5 Be wise when you engage with those outside the faith community; make the most of every moment and every encounter. 6 When you speak the word, speak it gracefully (as if seasoned with salt), so you will know how to respond to everyone rightly.
Paul writes the above words in the last chapter of his letter to the Colossian church, as part of a whole list of instructions about how to act and live. These words in particular, are about how we are to interact with those who are outside of our faith community.
What struck me about these words as I read them this morning, was the stark contrast between what Paul is describing as the way to interact with what we would call today non-Christians or the ‘unchurched’ and the reality of those relationships in so many places.
There is no doubt that we live in a polarized world and in a seemingly ever-more polarized country. We look at and talk about each other with terms like red and blue, or liberal and conservative. We use these terms and others neatly define for ourselves and others who is in and who is out. We use these terms to delineate who is ‘us’ and who is ‘them’.
This can feel good – it’s much easier to blame, show disdain for, or even hate someone that you have already written off as a ‘them’. It can provide clarity in a world that seems to be full of grey areas: we usually only feel responsible for ‘us’ and leave ‘them’ to fend for themselves.
But, of course, this is not the way. This is not the way of Jesus, this is not the path of a cruciform life lived out in faith and obedience to Jesus Christ and his call on our lives. Paul, here reminds up that we are to look at every interaction we have with someone we might consider a ‘them’ as an opportunity that we are to make the most of.
Paul is calling us to be wise and to prepare. And, just in case, we misunderstood and thought that what we are being called to do is use these opportunities to pass judgment or build ways, Paul calls us to speak and act with grace.
It is by embodying grace and letting that grace flow from our words, our actions, and our very lives that we begin to ‘respond to everyone rightly’.
At this point, you might be thinking, ‘easy for Paul to say – harder for us to live’. No doubt, this call is not an easy one. But neither Jesus, nor Paul call us to lives and actions that they didn’t live out.
Jesus didn’t just instruct us to ‘turn the other cheek’, he showed us what that looked like, lived out in even extreme circumstances. None of our enemies – real or imagined – have ever done to us what Jesus endured, and so his words and his life are the standard we are called to.
Paul was no stranger to enemies and trouble either. In fact, he ends this chapter (and this letter) filled with instructions about how we are to live with grace and love – and mutual submission towards each other with these words: ‘Remember that I am in chains’.
I don’t think he shared those words because he thought anyone would forget that he was in prison. I don’t believe that Paul was fishing for sympathy. I don’t even think that Paul was stating the situation out of a sense of pride, hoping to be commended for his sacrifice.

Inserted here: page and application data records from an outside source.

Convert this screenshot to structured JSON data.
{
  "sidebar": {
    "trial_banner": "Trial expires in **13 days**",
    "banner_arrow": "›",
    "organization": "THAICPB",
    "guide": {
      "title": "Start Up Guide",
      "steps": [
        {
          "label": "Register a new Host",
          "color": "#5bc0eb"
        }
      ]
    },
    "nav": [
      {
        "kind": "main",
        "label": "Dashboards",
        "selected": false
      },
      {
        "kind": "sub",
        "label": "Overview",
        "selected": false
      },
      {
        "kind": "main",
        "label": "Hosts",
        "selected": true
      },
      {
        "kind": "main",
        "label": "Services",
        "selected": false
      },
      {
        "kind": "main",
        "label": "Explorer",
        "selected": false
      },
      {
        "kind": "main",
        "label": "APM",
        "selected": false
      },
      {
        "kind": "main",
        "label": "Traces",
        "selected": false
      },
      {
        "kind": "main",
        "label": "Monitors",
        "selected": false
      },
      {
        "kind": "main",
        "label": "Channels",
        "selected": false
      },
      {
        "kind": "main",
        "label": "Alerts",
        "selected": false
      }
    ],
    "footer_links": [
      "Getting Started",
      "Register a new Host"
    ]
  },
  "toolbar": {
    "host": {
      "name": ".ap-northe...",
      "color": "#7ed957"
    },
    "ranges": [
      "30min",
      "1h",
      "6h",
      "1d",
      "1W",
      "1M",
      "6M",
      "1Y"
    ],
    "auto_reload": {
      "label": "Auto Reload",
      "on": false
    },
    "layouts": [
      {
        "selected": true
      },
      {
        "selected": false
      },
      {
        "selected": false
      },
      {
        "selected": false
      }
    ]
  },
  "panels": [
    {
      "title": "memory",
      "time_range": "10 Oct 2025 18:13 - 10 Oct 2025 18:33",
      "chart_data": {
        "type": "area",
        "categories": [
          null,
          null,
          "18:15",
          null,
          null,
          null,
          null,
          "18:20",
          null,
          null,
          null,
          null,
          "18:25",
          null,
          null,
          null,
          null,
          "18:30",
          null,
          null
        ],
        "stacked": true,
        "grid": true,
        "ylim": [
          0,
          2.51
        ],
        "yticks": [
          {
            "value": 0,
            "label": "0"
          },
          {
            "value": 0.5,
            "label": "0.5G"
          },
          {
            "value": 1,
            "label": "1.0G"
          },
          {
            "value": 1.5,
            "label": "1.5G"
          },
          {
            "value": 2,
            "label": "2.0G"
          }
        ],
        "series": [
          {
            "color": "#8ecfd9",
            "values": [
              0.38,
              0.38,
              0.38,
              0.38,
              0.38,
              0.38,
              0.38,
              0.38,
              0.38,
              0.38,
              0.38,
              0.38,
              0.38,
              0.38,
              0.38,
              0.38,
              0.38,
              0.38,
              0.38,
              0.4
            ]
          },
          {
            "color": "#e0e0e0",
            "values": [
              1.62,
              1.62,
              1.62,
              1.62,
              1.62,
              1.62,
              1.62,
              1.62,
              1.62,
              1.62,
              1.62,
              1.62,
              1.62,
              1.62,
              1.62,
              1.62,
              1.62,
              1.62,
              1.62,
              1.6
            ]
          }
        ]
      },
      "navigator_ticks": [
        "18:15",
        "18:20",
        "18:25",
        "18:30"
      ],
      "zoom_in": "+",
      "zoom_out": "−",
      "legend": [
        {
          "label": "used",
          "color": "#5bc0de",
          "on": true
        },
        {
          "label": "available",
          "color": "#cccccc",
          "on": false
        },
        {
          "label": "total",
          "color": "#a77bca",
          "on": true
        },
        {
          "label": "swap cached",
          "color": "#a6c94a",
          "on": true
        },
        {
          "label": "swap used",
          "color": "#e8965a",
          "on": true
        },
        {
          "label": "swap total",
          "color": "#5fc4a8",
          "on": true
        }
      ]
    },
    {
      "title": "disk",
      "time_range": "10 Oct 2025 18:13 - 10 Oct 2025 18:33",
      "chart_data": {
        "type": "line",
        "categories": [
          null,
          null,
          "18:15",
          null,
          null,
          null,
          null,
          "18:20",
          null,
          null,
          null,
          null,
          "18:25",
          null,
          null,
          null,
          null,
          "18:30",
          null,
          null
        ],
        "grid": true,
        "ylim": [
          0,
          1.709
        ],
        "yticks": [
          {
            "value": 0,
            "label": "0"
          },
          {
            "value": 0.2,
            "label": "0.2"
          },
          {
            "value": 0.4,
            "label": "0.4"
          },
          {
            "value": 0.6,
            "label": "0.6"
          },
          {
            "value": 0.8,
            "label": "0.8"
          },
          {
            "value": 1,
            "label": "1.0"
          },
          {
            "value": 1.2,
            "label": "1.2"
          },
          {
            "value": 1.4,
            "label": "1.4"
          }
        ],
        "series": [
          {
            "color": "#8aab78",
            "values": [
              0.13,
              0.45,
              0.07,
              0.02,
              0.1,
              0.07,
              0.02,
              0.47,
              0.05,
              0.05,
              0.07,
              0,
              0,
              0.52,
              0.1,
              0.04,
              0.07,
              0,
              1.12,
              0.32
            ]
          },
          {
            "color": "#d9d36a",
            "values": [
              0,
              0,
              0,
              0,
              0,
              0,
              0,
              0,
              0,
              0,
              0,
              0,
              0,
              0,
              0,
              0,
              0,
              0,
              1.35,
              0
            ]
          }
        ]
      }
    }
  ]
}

Instead, I think he did it to underline the depth of this call.
Paul prayed for, talked with, evangelized his captors. Paul stayed in a jail cell even after an earthquake had busted the gate open – out of care for his jailors. He was living out these instructions in circumstances far worse than most of his readers – than most of us – will ever face. So, whatever our circumstances, we are called to do the same.
Sharing God’s Love,
Prayer: Jesus, help us to see the world and those around us through your eyes. Don’t allow us to so easily place people into categories like ‘us’ and ‘them’. Instead, help us to see that we are all your children – sisters and brothers. Guide us to act accordingly. Amen.